Autonomy and AI in military vehicles
Earlier this year Colonel Gerald (Andy) Boston told us that AI and autonomy are key factors in the advances being made in the development of next-generation combat vehicles.
“The hypothesis that we’re working on is that we are going to be able to, in the future, deliver decisively on the battlefield, using robotic combat vehicles,” he said, acknowledging a lot of funding for R&D has and was being made available.
However, Boston said a human has to have the final say before critical decisions are made, such as to fire at a target. “I do think that increasing levels of autonomy and AI have a big role to play in the future,” he added.
“We look at it this way: artificial intelligence and autonomy should be used on combat vehicles in very discreet ways, based on the functions the vehicle is going to be performing.
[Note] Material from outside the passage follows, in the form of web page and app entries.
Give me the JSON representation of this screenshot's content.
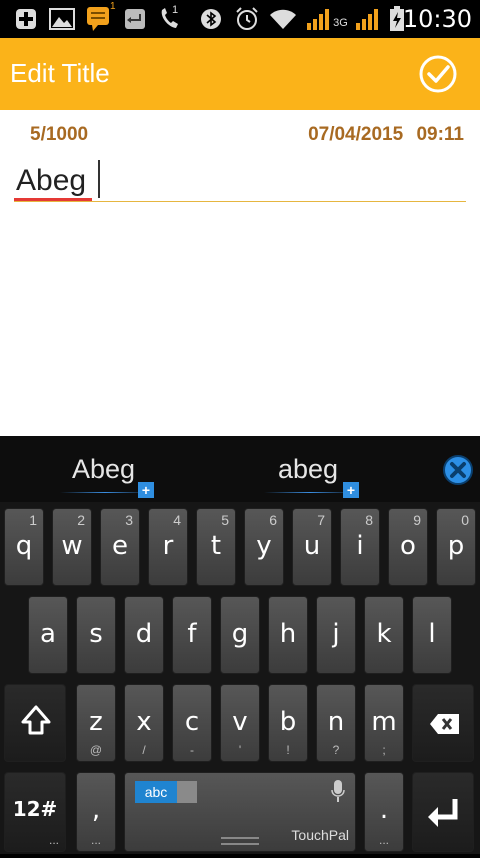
{
  "status_bar": {
    "time": "10:30",
    "notification_badge": "1",
    "signal1_label": "1",
    "signal2_label": "2",
    "network_type": "3G",
    "icons": [
      "add-icon",
      "image-icon",
      "message-icon",
      "return-icon",
      "phone-icon",
      "bluetooth-icon",
      "alarm-icon",
      "wifi-icon",
      "signal-icon",
      "battery-charging-icon"
    ]
  },
  "action_bar": {
    "title": "Edit Title",
    "confirm_icon": "check-circle-icon",
    "color": "#fbb319"
  },
  "editor": {
    "counter": "5/1000",
    "date": "07/04/2015",
    "time": "09:11",
    "title_value": "Abeg"
  },
  "keyboard": {
    "suggestions": [
      "Abeg",
      "abeg"
    ],
    "row1": [
      {
        "label": "q",
        "sub": "1"
      },
      {
        "label": "w",
        "sub": "2"
      },
      {
        "label": "e",
        "sub": "3"
      },
      {
        "label": "r",
        "sub": "4"
      },
      {
        "label": "t",
        "sub": "5"
      },
      {
        "label": "y",
        "sub": "6"
      },
      {
        "label": "u",
        "sub": "7"
      },
      {
        "label": "i",
        "sub": "8"
      },
      {
        "label": "o",
        "sub": "9"
      },
      {
        "label": "p",
        "sub": "0"
      }
    ],
    "row2": [
      "a",
      "s",
      "d",
      "f",
      "g",
      "h",
      "j",
      "k",
      "l"
    ],
    "row3": [
      {
        "label": "z",
        "sub": "@"
      },
      {
        "label": "x",
        "sub": "/"
      },
      {
        "label": "c",
        "sub": "-"
      },
      {
        "label": "v",
        "sub": "'"
      },
      {
        "label": "b",
        "sub": "!"
      },
      {
        "label": "n",
        "sub": "?"
      },
      {
        "label": "m",
        "sub": ";"
      }
    ],
    "symbols_key": "12#",
    "comma_key": ",",
    "period_key": ".",
    "space_lang": "abc",
    "brand": "TouchPal",
    "more_dots": "..."
  }
}
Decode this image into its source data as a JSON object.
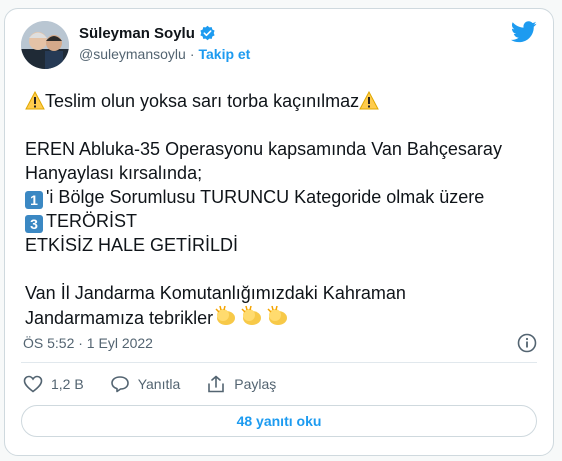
{
  "author": {
    "name": "Süleyman Soylu",
    "handle": "@suleymansoylu",
    "separator": "·",
    "follow_label": "Takip et"
  },
  "tweet": {
    "line1": "Teslim olun yoksa sarı torba kaçınılmaz",
    "line2": "EREN Abluka-35 Operasyonu kapsamında Van Bahçesaray",
    "line3": "Hanyaylası kırsalında;",
    "badge1": "1",
    "line4": "'i Bölge Sorumlusu TURUNCU Kategoride olmak üzere",
    "badge2": "3",
    "line5": "TERÖRİST",
    "line6": "ETKİSİZ HALE GETİRİLDİ",
    "line7": "Van İl Jandarma Komutanlığımızdaki Kahraman",
    "line8": "Jandarmamıza tebrikler"
  },
  "timestamp": "ÖS 5:52 · 1 Eyl 2022",
  "actions": {
    "likes": "1,2 B",
    "reply_label": "Yanıtla",
    "share_label": "Paylaş"
  },
  "replies_button": "48 yanıtı oku",
  "colors": {
    "accent": "#1d9bf0",
    "text": "#0f1419",
    "muted": "#536471",
    "border": "#cfd9de",
    "badge": "#3b88c3",
    "clap": "#f7c948"
  }
}
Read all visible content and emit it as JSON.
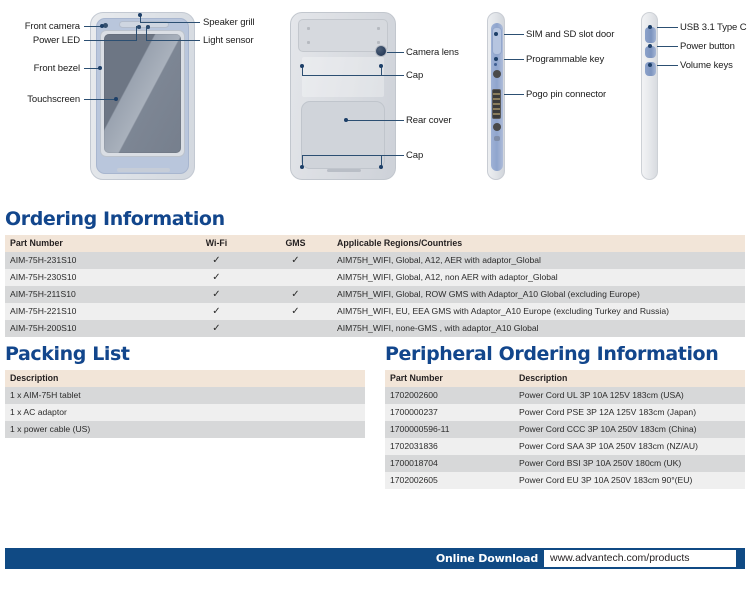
{
  "diagram": {
    "front_view": {
      "labels_left": [
        {
          "text": "Front camera"
        },
        {
          "text": "Power LED"
        },
        {
          "text": "Front bezel"
        },
        {
          "text": "Touchscreen"
        }
      ],
      "labels_right": [
        {
          "text": "Speaker grill"
        },
        {
          "text": "Light sensor"
        }
      ]
    },
    "rear_view": {
      "labels_right": [
        {
          "text": "Camera lens"
        },
        {
          "text": "Cap"
        },
        {
          "text": "Rear cover"
        },
        {
          "text": "Cap"
        }
      ]
    },
    "left_side_view": {
      "labels_right": [
        {
          "text": "SIM and SD slot door"
        },
        {
          "text": "Programmable key"
        },
        {
          "text": "Pogo pin connector"
        }
      ]
    },
    "right_side_view": {
      "labels_right": [
        {
          "text": "USB 3.1 Type C"
        },
        {
          "text": "Power button"
        },
        {
          "text": "Volume keys"
        }
      ]
    }
  },
  "ordering": {
    "title": "Ordering Information",
    "headers": [
      "Part Number",
      "Wi-Fi",
      "GMS",
      "Applicable Regions/Countries"
    ],
    "check": "✓",
    "rows": [
      {
        "part": "AIM-75H-231S10",
        "wifi": "✓",
        "gms": "✓",
        "regions": "AIM75H_WIFI, Global, A12, AER with adaptor_Global"
      },
      {
        "part": "AIM-75H-230S10",
        "wifi": "✓",
        "gms": "",
        "regions": "AIM75H_WIFI, Global, A12, non AER with adaptor_Global"
      },
      {
        "part": "AIM-75H-211S10",
        "wifi": "✓",
        "gms": "✓",
        "regions": "AIM75H_WIFI, Global, ROW GMS with Adaptor_A10 Global (excluding Europe)"
      },
      {
        "part": "AIM-75H-221S10",
        "wifi": "✓",
        "gms": "✓",
        "regions": "AIM75H_WIFI, EU, EEA GMS with Adaptor_A10 Europe (excluding Turkey and Russia)"
      },
      {
        "part": "AIM-75H-200S10",
        "wifi": "✓",
        "gms": "",
        "regions": "AIM75H_WIFI, none-GMS , with adaptor_A10 Global"
      }
    ]
  },
  "packing": {
    "title": "Packing List",
    "headers": [
      "Description"
    ],
    "rows": [
      {
        "description": "1 x AIM-75H tablet"
      },
      {
        "description": "1 x AC adaptor"
      },
      {
        "description": "1 x power cable (US)"
      }
    ]
  },
  "peripheral": {
    "title": "Peripheral Ordering Information",
    "headers": [
      "Part Number",
      "Description"
    ],
    "rows": [
      {
        "part": "1702002600",
        "description": "Power Cord UL 3P 10A 125V 183cm (USA)"
      },
      {
        "part": "1700000237",
        "description": "Power Cord PSE 3P 12A 125V 183cm (Japan)"
      },
      {
        "part": "1700000596-11",
        "description": "Power Cord CCC 3P 10A 250V 183cm (China)"
      },
      {
        "part": "1702031836",
        "description": "Power Cord SAA 3P 10A 250V 183cm (NZ/AU)"
      },
      {
        "part": "1700018704",
        "description": "Power Cord BSI 3P 10A 250V 180cm (UK)"
      },
      {
        "part": "1702002605",
        "description": "Power Cord EU 3P 10A 250V 183cm 90°(EU)"
      }
    ]
  },
  "footer": {
    "download_label": "Online Download",
    "download_url": "www.advantech.com/products"
  },
  "colors": {
    "heading_blue": "#12468c",
    "footer_blue": "#104a84",
    "table_header_beige": "#f2e5d8",
    "row_dark": "#d7d8d9",
    "row_light": "#efefef",
    "leader_blue": "#2c4f72"
  }
}
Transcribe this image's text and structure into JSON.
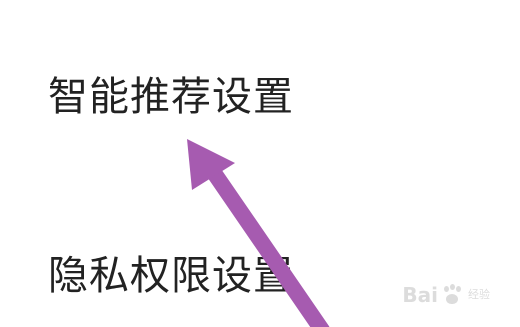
{
  "menu": {
    "items": [
      {
        "label": "智能推荐设置"
      },
      {
        "label": "隐私权限设置"
      }
    ]
  },
  "watermark": {
    "brand_left": "Bai",
    "brand_right": "经验",
    "paw_icon": "paw-print-icon"
  },
  "colors": {
    "background": "#ffffff",
    "text": "#222222",
    "arrow": "#a65bb0",
    "watermark": "#d9d9d9"
  }
}
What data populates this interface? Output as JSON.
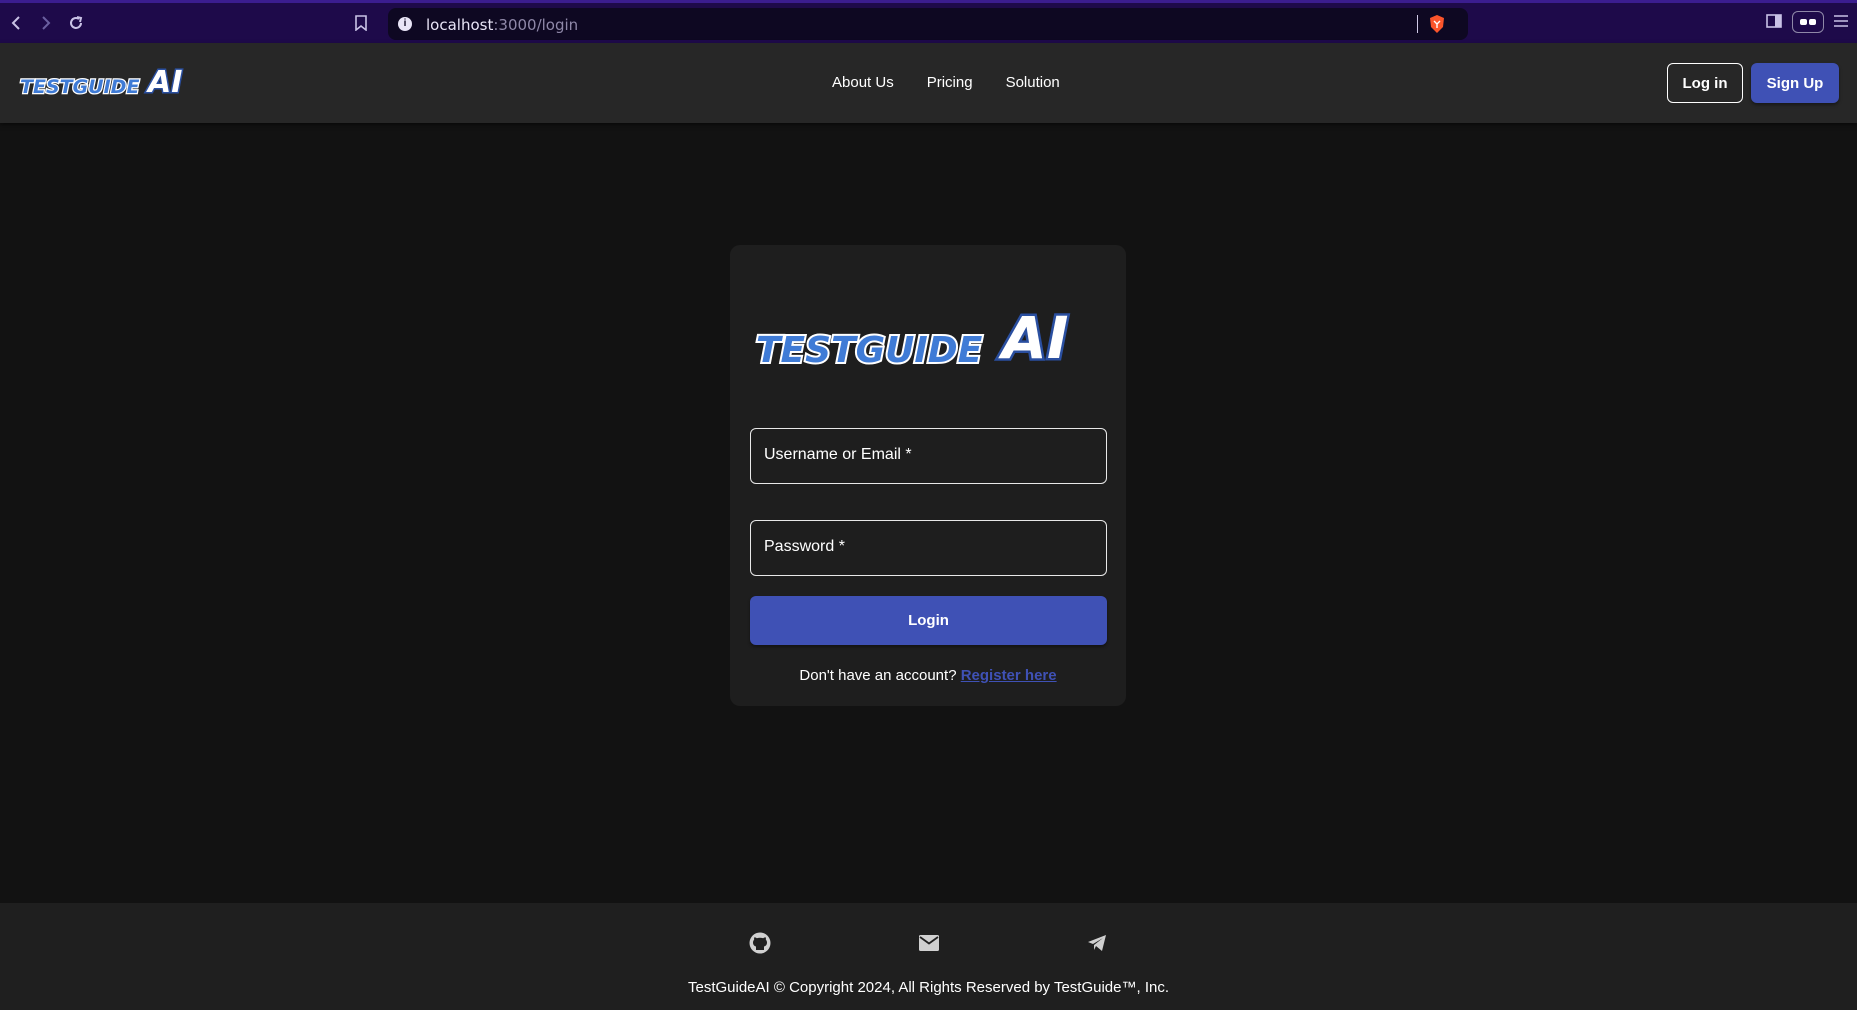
{
  "browser": {
    "url_host": "localhost",
    "url_path": ":3000/login"
  },
  "header": {
    "logo_alt": "TestGuideAI",
    "nav": {
      "about": "About Us",
      "pricing": "Pricing",
      "solution": "Solution"
    },
    "login_label": "Log in",
    "signup_label": "Sign Up"
  },
  "login_form": {
    "username_label": "Username or Email",
    "username_required": "*",
    "password_label": "Password",
    "password_required": "*",
    "submit_label": "Login",
    "register_prompt": "Don't have an account?",
    "register_link": "Register here"
  },
  "footer": {
    "icons": [
      "github-icon",
      "email-icon",
      "telegram-icon"
    ],
    "copyright": "TestGuideAI © Copyright 2024, All Rights Reserved by TestGuide™, Inc."
  },
  "colors": {
    "accent": "#3f51b5",
    "background": "#121212",
    "header": "#272727",
    "card": "#1e1e1e",
    "browser_bar": "#1e0a4a"
  }
}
But the human has to be the one to make the decision – is the target showing hostile intent and is it legitimate? The human has to make the decision as to whether or not to engage. Once you make the decision to engage the machine can help you do that faster.”
As the US-British military exercise in April demonstrated, there is much to excite us about the use of unmanned ground vehicles, none more so than the ability to protect personnel from the dangers of conflict.
Often breach manoeuvres are some of the most dangerous operations during active conflict, with units coming under artillery fire from adversaries. However, being able to carry this out from a distance is a convincing argument for the use of robots in theatre, and it doesn’t stop there says Singer. “Protecting lives certainly seems good to me. But it is not just about that. It is also about providing better outcomes.”
Unmanned conflict in the future
Although the April exercise and others carried out by the likes of Russia and China, together and on their own, are significant, they don’t mean we’re getting close to Terminator-style scenarios – at least not any time soon.
“The challenges we still face involve everything from navigating complex environments to how to react to humans,” Singer says. “Things that are simple for us to sense and communicate are difficult for machines and vice versa.” He adds that in the future we will see more advanced, intelligent robots, but also in a wider variety of forms than just direct manned machine replacements.
Given the potential implications of getting robotic warfare wrong, Singer would prefer we test rather than just assume we’ve got it right.
“I would prefer we do far more of this kind of testing and learning, rather than thinking we know all that we need to know on acquisitions or doctrine,” he says. “The growing use of robotics and AI is akin to the introduction of the steam engine or the airplane. It is disruptive to everything from tactics to doctrine.” He warns that we may not be adjusting to this disruptive power quickly enough.
Wars of the future will likely be very different to those of yesteryear. Conflict, as deleterious as it is, is unfortunately inevitable. The question is not how we prevent it; it is how we make it as effective as possibly with the lowest possible cost – both in terms of finances and human lives.
Robotics and AI will not answer those questions alone, but they may go some way to helping us find them – if they’re used correctly, which is another matter entirely.